A splendid time seems guaranteed for all at the celebrity-rich, cast-of-hundreds U.S. Open. Except some days, amid all the jumping through hoops of fire and somersaulting across the big stage by the world’s tennis elite, circumstances prevent a leading character’s star turn.
Such was the case Wednesday, when defending champion and top seed Novak Djokovic did not appear for his scheduled afternoon performance. Through no fault of his own, Djokovic — unseen — proceeded to Thursday’s third round via a walkover when dangerous young Czech Jiri Vesely defaulted because of forearm inflammation.
The absence of the Djokovic match caused No. 10 seed Gael Monfils vs. Jan Satral to be moved from Court 17 to Arthur Ashe Stadium, and No. 7 Maric Cilic vs. Sergiy Stakhovsky from Court 5 to Court 17. Both Monfils and Cilic won in straight sets.
This year’s Open already was missing familiar headliners Roger Federer (rehabbing a surgically repaired knee), Maria Sharapova (serving a doping suspension), Victoria Azarenka (pregnancy) and Flavia Pennetta (just retired) — all major tournament champions.
So, naturally, there has been something of a spectator-letdown factor, with which Vesely certainly can identify.

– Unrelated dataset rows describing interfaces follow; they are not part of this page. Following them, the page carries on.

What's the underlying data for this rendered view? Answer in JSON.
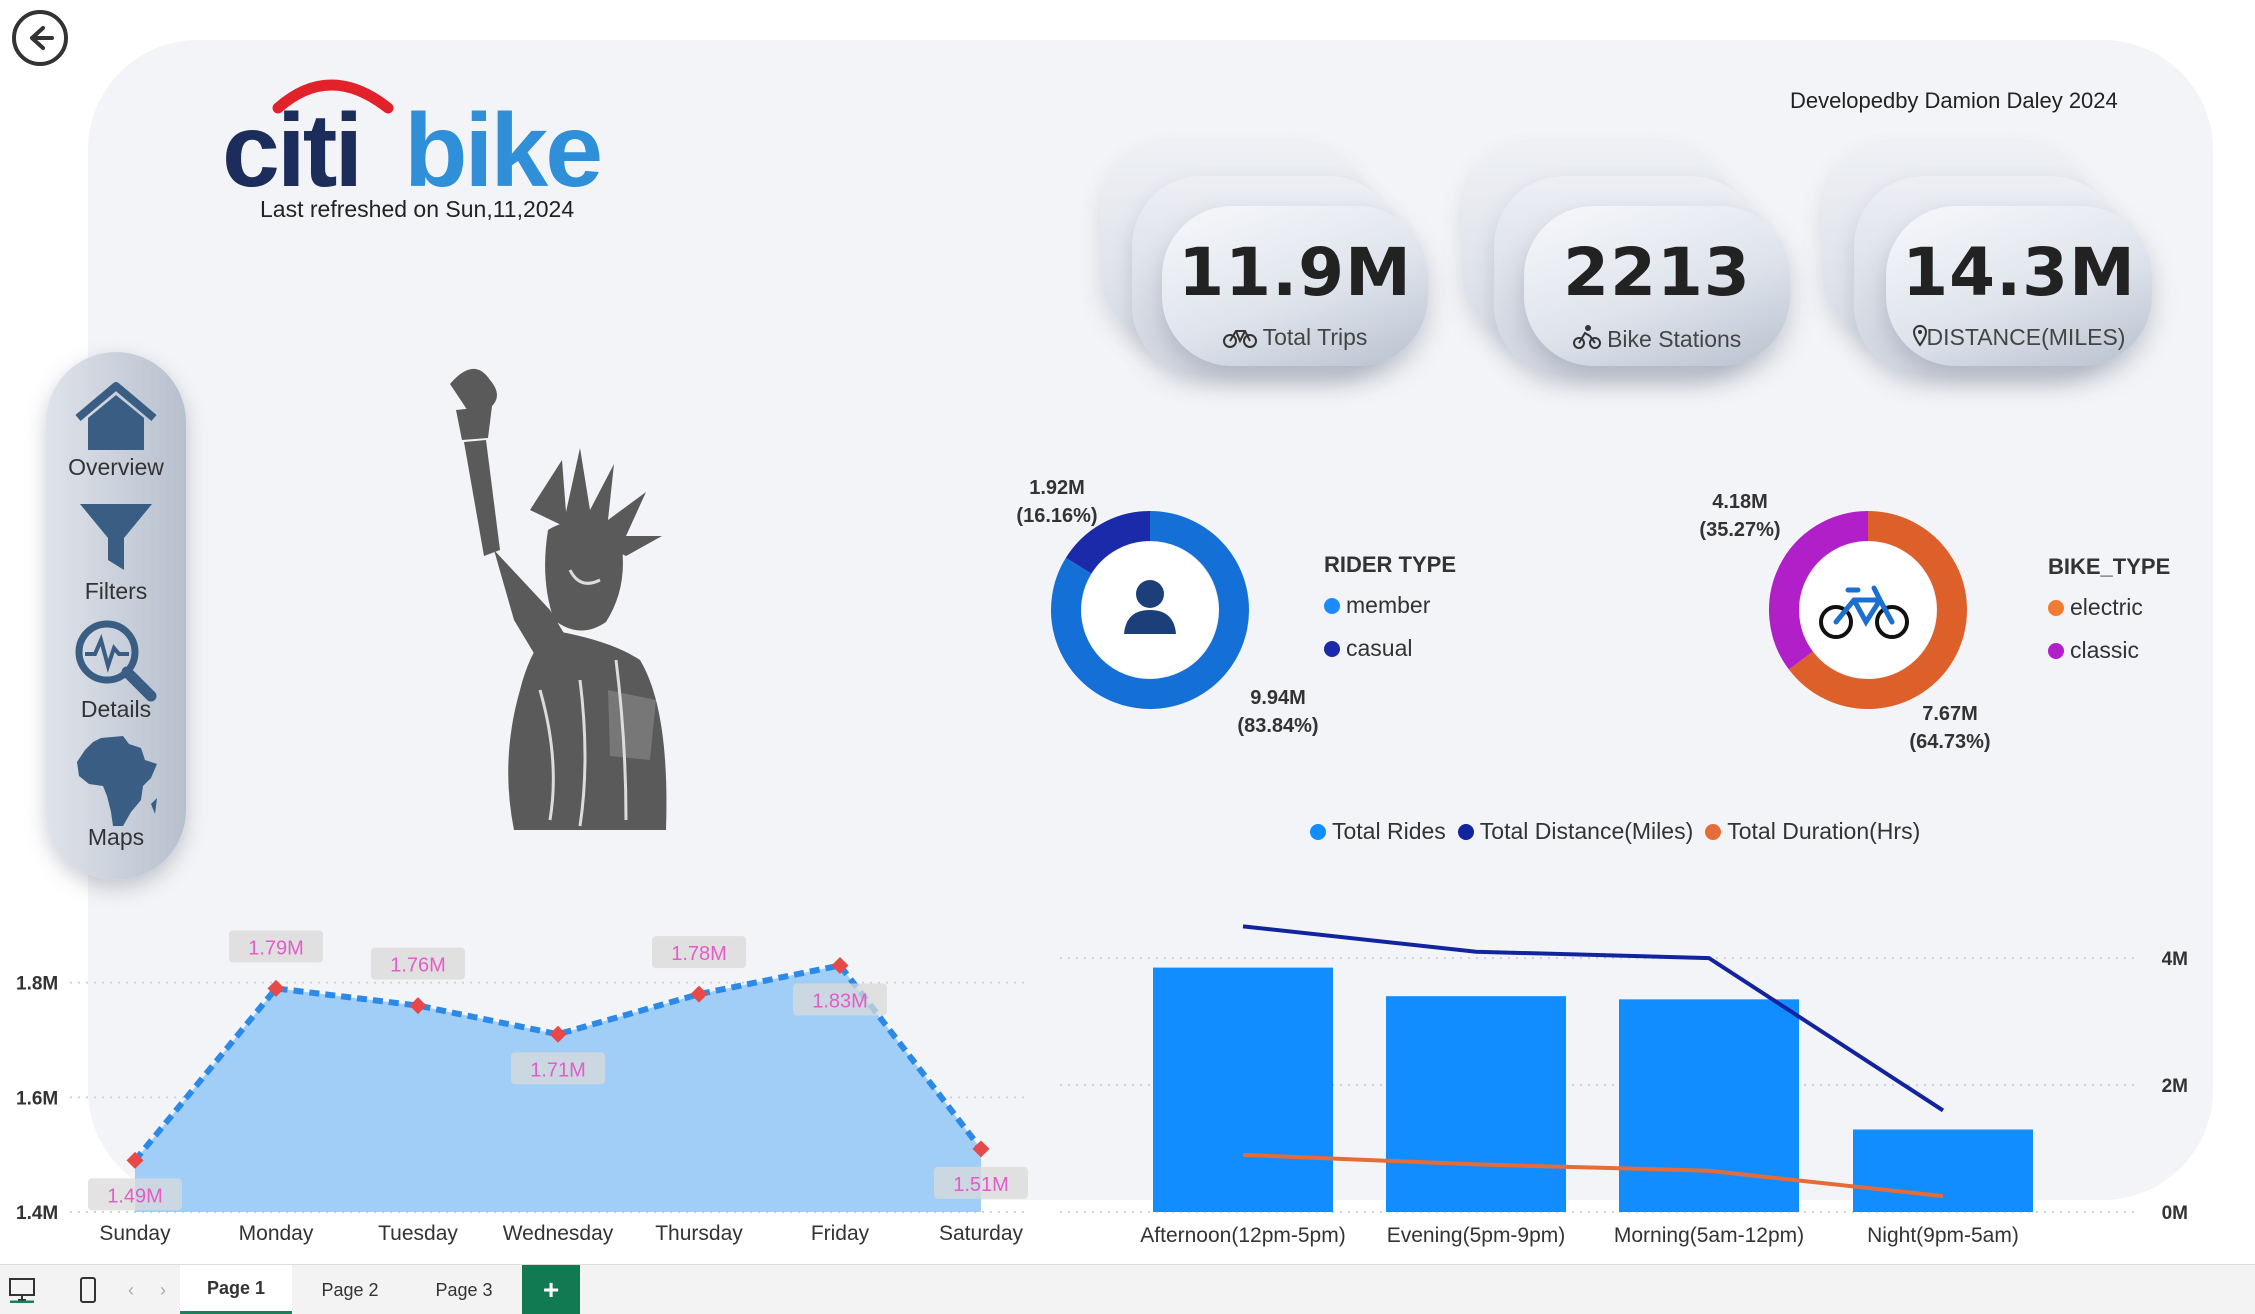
{
  "header": {
    "refresh_text": "Last refreshed on Sun,11,2024",
    "developer_text": "Developedby Damion Daley 2024",
    "brand_left": "citi",
    "brand_right": "bike"
  },
  "kpis": [
    {
      "value": "11.9M",
      "label": "Total Trips",
      "icon": "bicycle-icon"
    },
    {
      "value": "2213",
      "label": "Bike Stations",
      "icon": "rider-icon"
    },
    {
      "value": "14.3M",
      "label": "DISTANCE(MILES)",
      "icon": "location-pin-icon"
    }
  ],
  "nav": {
    "items": [
      {
        "label": "Overview",
        "icon": "home-icon"
      },
      {
        "label": "Filters",
        "icon": "funnel-icon"
      },
      {
        "label": "Details",
        "icon": "magnifier-pulse-icon"
      },
      {
        "label": "Maps",
        "icon": "africa-map-icon"
      }
    ]
  },
  "rider_donut": {
    "legend_title": "RIDER TYPE",
    "legend": [
      "member",
      "casual"
    ],
    "top_label_value": "1.92M",
    "top_label_pct": "(16.16%)",
    "bottom_label_value": "9.94M",
    "bottom_label_pct": "(83.84%)"
  },
  "bike_donut": {
    "legend_title": "BIKE_TYPE",
    "legend": [
      "electric",
      "classic"
    ],
    "top_label_value": "4.18M",
    "top_label_pct": "(35.27%)",
    "bottom_label_value": "7.67M",
    "bottom_label_pct": "(64.73%)"
  },
  "combo_legend": [
    "Total Rides",
    "Total Distance(Miles)",
    "Total Duration(Hrs)"
  ],
  "colors": {
    "member": "#1a8cff",
    "casual": "#1a2aa8",
    "electric": "#f07c33",
    "classic": "#b01fc7",
    "bar": "#118dff",
    "distance_line": "#12239e",
    "duration_line": "#e66c37",
    "area_fill": "#9ccbf6",
    "area_line": "#2b8ae8"
  },
  "chart_data": [
    {
      "type": "area",
      "categories": [
        "Sunday",
        "Monday",
        "Tuesday",
        "Wednesday",
        "Thursday",
        "Friday",
        "Saturday"
      ],
      "values": [
        1.49,
        1.79,
        1.76,
        1.71,
        1.78,
        1.83,
        1.51
      ],
      "data_labels": [
        "1.49M",
        "1.79M",
        "1.76M",
        "1.71M",
        "1.78M",
        "1.83M",
        "1.51M"
      ],
      "y_ticks": [
        "1.4M",
        "1.6M",
        "1.8M"
      ],
      "ylim": [
        1.4,
        1.85
      ],
      "grid": true
    },
    {
      "type": "bar",
      "categories": [
        "Afternoon(12pm-5pm)",
        "Evening(5pm-9pm)",
        "Morning(5am-12pm)",
        "Night(9pm-5am)"
      ],
      "series": [
        {
          "name": "Total Rides",
          "type": "bar",
          "values": [
            3.85,
            3.4,
            3.35,
            1.3
          ]
        },
        {
          "name": "Total Distance(Miles)",
          "type": "line",
          "values": [
            4.5,
            4.1,
            4.0,
            1.6
          ]
        },
        {
          "name": "Total Duration(Hrs)",
          "type": "line",
          "values": [
            0.9,
            0.75,
            0.65,
            0.25
          ]
        }
      ],
      "y_ticks": [
        "0M",
        "2M",
        "4M"
      ],
      "ylim": [
        0,
        4.6
      ],
      "legend": "top"
    }
  ],
  "tabs": {
    "items": [
      "Page 1",
      "Page 2",
      "Page 3"
    ],
    "add_label": "+"
  }
}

“I’m very disappointed right now,” said Vesely, at 23 ranked 49th in the world and enjoying his best year on the pro circuit. “I was looking forward to that match. It’s big for me, or every young player, exciting to play on a big court, the biggest court in our tour and playing against Novak, the No. 1 player in the world.”
Vesely had played in Arthur Ashe Stadium once — a first-round, straight-sets loss to Stan Wawrinka. But that was in 2014, when Vesely was the reigning Australian Open champ and Vesely was a 21-year-old who not yet had broken into the top 70 rankings.
Just five months ago, Vesely defeated Djokovic in Monte Carlo, and in June he advanced to the fourth round at Wimbledon, his deepest run in a Grand Slam event, clearly boosting his expectations for Flushing Meadows.
But a week ago, at the Open tune-up tournament in Winston-Salem, Vesely developed the inflammation in his left forearm — he is lefthanded — forcing him to withdraw in the midst of his quarterfinal match there. “The muscles started to pinch the nerve, so obviously I didn’t feel much control in my hand,” he said.
He didn’t practice for four days, then aggravated the injury during his first-round Open match Monday while rebounding from a two-set deficit for a five-set victory over Indian qualifier Saketch Myneni. He was unable to practice on Tuesday and realized early Wednesday that “it’s really not good for me to play” against Djokovic.
So, the marquee production had to be skipped and, in the end, Vesely wasn’t the only loser.